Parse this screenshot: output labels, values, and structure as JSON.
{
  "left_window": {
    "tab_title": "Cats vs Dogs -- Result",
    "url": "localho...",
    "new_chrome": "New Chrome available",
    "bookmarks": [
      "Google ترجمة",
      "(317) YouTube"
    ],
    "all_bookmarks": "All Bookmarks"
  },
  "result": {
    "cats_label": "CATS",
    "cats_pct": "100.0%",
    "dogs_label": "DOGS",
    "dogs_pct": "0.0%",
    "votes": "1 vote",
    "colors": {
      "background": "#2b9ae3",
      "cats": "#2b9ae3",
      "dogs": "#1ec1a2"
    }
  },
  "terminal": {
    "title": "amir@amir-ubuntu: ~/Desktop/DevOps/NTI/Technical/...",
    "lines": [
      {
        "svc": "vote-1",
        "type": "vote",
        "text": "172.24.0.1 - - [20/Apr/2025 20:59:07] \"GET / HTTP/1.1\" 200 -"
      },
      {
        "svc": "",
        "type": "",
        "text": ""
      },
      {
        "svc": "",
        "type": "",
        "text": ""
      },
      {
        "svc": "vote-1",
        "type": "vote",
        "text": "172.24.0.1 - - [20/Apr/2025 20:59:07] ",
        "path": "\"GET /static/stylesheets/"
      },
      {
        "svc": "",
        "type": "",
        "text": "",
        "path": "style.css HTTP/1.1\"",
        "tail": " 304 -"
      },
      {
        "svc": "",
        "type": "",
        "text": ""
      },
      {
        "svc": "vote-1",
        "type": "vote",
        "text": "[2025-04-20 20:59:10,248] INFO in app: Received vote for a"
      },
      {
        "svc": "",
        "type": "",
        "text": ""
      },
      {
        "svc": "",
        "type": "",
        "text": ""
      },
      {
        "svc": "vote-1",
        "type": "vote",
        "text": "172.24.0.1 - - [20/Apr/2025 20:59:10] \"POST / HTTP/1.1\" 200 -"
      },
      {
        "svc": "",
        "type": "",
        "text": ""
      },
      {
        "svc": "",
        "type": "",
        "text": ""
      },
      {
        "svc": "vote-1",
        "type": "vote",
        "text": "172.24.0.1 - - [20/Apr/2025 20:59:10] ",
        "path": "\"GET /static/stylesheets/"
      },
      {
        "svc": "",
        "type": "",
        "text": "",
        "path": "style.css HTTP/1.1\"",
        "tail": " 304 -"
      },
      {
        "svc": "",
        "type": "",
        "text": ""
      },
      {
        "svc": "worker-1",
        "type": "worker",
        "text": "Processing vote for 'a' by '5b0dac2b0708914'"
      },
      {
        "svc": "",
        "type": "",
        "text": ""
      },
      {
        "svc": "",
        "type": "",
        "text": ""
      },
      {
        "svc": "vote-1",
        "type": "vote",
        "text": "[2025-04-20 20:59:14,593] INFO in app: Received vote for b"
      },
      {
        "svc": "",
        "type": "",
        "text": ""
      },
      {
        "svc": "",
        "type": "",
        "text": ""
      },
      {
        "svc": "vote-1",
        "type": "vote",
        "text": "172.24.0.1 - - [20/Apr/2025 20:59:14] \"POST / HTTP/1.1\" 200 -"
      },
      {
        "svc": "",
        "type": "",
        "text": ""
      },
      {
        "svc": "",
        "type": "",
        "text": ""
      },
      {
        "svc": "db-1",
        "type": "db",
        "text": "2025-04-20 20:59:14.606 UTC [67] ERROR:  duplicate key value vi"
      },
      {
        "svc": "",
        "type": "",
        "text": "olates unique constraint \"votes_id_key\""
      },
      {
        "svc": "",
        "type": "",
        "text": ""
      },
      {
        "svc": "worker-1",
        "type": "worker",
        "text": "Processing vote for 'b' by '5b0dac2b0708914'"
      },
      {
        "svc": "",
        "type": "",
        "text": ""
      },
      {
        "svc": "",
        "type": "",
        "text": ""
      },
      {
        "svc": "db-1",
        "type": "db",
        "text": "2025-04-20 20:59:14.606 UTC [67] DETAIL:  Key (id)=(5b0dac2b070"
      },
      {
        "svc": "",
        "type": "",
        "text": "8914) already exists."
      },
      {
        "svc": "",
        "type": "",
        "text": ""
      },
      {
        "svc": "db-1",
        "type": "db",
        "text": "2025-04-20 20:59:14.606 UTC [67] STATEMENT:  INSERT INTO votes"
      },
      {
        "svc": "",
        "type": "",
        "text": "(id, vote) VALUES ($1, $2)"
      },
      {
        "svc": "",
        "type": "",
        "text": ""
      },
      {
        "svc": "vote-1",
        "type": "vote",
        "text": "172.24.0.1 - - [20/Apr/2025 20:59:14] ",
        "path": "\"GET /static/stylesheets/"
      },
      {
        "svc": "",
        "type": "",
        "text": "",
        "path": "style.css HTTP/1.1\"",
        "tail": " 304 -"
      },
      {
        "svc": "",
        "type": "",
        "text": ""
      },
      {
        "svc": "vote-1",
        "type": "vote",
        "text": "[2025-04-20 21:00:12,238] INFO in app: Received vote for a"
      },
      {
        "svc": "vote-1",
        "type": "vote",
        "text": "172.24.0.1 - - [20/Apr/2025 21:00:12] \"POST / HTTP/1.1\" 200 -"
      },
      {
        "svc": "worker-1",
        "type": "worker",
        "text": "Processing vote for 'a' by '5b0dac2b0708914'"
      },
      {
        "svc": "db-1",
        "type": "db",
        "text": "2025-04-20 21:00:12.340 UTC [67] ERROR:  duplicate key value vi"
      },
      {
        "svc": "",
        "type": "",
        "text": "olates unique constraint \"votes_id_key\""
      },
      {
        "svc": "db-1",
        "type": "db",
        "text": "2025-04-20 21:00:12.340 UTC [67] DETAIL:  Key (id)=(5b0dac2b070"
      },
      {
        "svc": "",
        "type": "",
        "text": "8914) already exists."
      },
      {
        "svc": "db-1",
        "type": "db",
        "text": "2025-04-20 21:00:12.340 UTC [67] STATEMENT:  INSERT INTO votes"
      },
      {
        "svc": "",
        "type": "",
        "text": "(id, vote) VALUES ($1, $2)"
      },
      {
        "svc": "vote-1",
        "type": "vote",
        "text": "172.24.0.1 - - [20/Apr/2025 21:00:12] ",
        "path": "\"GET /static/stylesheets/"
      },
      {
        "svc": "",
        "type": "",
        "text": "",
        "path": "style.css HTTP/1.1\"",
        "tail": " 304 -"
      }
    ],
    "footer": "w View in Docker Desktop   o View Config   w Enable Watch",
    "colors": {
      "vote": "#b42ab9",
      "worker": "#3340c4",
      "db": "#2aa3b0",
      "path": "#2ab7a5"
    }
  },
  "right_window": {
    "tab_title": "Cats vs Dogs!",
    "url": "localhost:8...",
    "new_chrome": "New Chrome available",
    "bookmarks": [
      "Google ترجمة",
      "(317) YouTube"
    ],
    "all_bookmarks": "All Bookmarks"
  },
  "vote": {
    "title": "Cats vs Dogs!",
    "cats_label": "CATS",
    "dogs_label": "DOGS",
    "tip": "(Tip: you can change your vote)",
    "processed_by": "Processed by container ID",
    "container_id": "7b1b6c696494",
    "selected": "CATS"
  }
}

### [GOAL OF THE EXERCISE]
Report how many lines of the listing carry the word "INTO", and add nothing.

### [ANSWER TO THE EXERCISE]
2